Hello and hugs! A great interview, with enough fascinating nuggets to pick up and examine (like sparklies on the bottom of a stream bed). You've given us a digital mannequin... and so much more. Thank you for persevering with a tool for us independent folks as well as working with the major creative houses. BTW, the only time I've drawn to an inside straight, I was playing for paperclips. ;^) Carolly
Larry, I just want to say thanks. I bought my first computer in order to turn my hobby -writing scifi stories - into 3d art and animations. After quickly going through Max, Electric Image, Infini-D, etc, I found Poser sometime around '95/'96 - and I've never looked back. Thank you for creating this wonderful software for helping all of us realize our visions!
Thanks so much. It's like magic. And thisshould be the motto of e-frontier! One can say the same of Poser and the Poser community. Thanks. "This is the best toy train set a boy ever had!" (Orson Welles, after first touring RKO Studios, quoted in Halliwell)
Its a great interview, but my impression of the Metacreations melt-down was slightly different. After a bunch of not-particularly well thought through acquisitions, the Company had an unmanageable portfolio. It became, essentially, a holding company for all sorts of quirky, brilliant, artistic software (remember when Painter used to come in a can? Who else would have let Kai Krause design an interface more Klingon starship than Mac or Windows?); all of which were labors of love. But the integrated company didn't work, and didn't hit its numbers. . .which as a public company, is a bad thing (a case can be made that this never should have been a public company). The Web play, which came with dollars from Paul Allen's Vulcan Ventures, was poisoned in pretty much the way that Larry describes. . .but those were the only dollars there were, at the time. The new bizplan called for selling off the various non-core pieces (the rump of the old Company is now called "Viewpoint"). To me, it had the beneficial effect of spinning the various pieces back to where they always belonged, in the hands of smaller companies that would respect the products. Bryce is at Daz, who've updated it, Painter's at Corel, Poser's at eSystems . . . I take my hat off to the people who managed these products through the tumult-- I've done some of that myself; it isn't easy, no one says thank you. . .but at the end of the day, look at what you've made!

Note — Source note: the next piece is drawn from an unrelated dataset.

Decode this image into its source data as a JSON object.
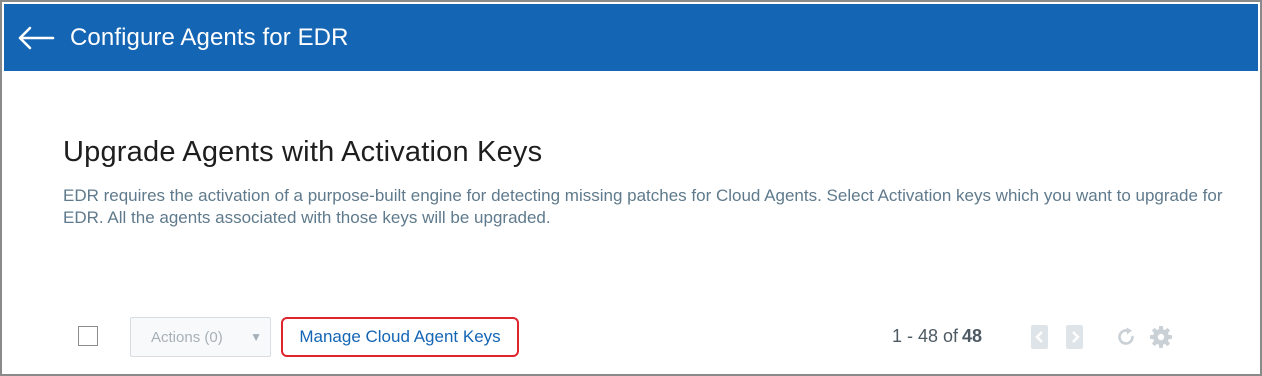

What a refreshing and (I second it) informative interview! Thanks very much for sharing the story of the birth and growing pains of Poser..where would we all be (in this community and others) without our favorite program? I started with Bryce 2 for PC, and soon after found Poser...what a dream, in spite of Poser's maps having to be upside down for the old Bryce! LOL!! Again...THANK YOU! :) I really enjoy my Poser 6!
A very fascinating and informative interview, i discovered Poser at version 4 and became instantly hooked! then onto P5 and now i use P6 and i totally agree with Casette above, Poser is much more than just software.......... Thanks to Daryl for the interview and a special Thanks to Larry for giving us the tool we all create so much with.........

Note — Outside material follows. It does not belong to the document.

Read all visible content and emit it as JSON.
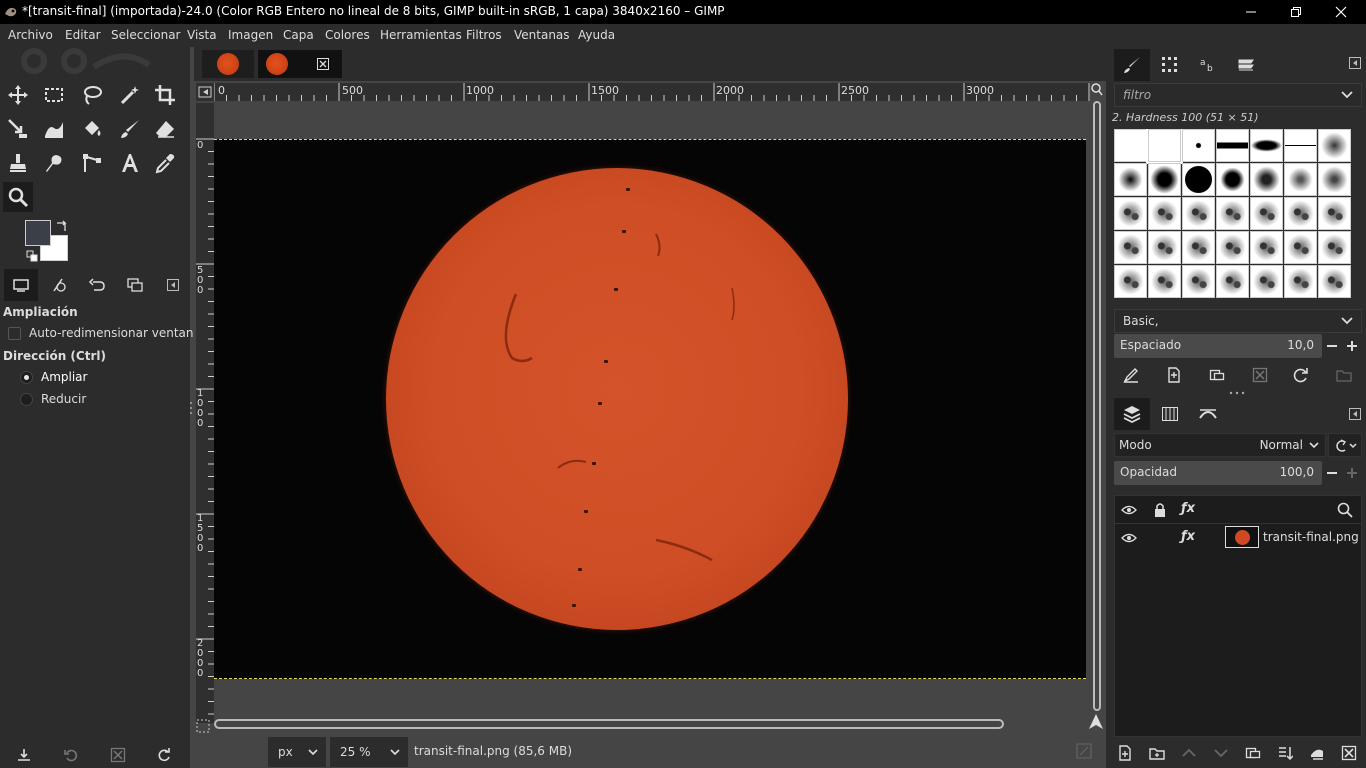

Wonderful interview! It was an enjoyable read, both a revelation and a trip down memory lane. Thank you both for taking the time to share this piece with us all. As a content creator for some Poser props, I am indebted to the creator of this program, without whom not too many opportunities would have opened up for me. Thank you very much! M
I am also a 1.0 aboriginal Poser user. I would also like to add my thanks to Larry for keeping it alive and very well all these years. Everytime it got sold, merged, spun off I sweat more than a few bullets that it would die. So thanks again! P.S. Steve Cooper, in my opinion, was also key. So what happened to him?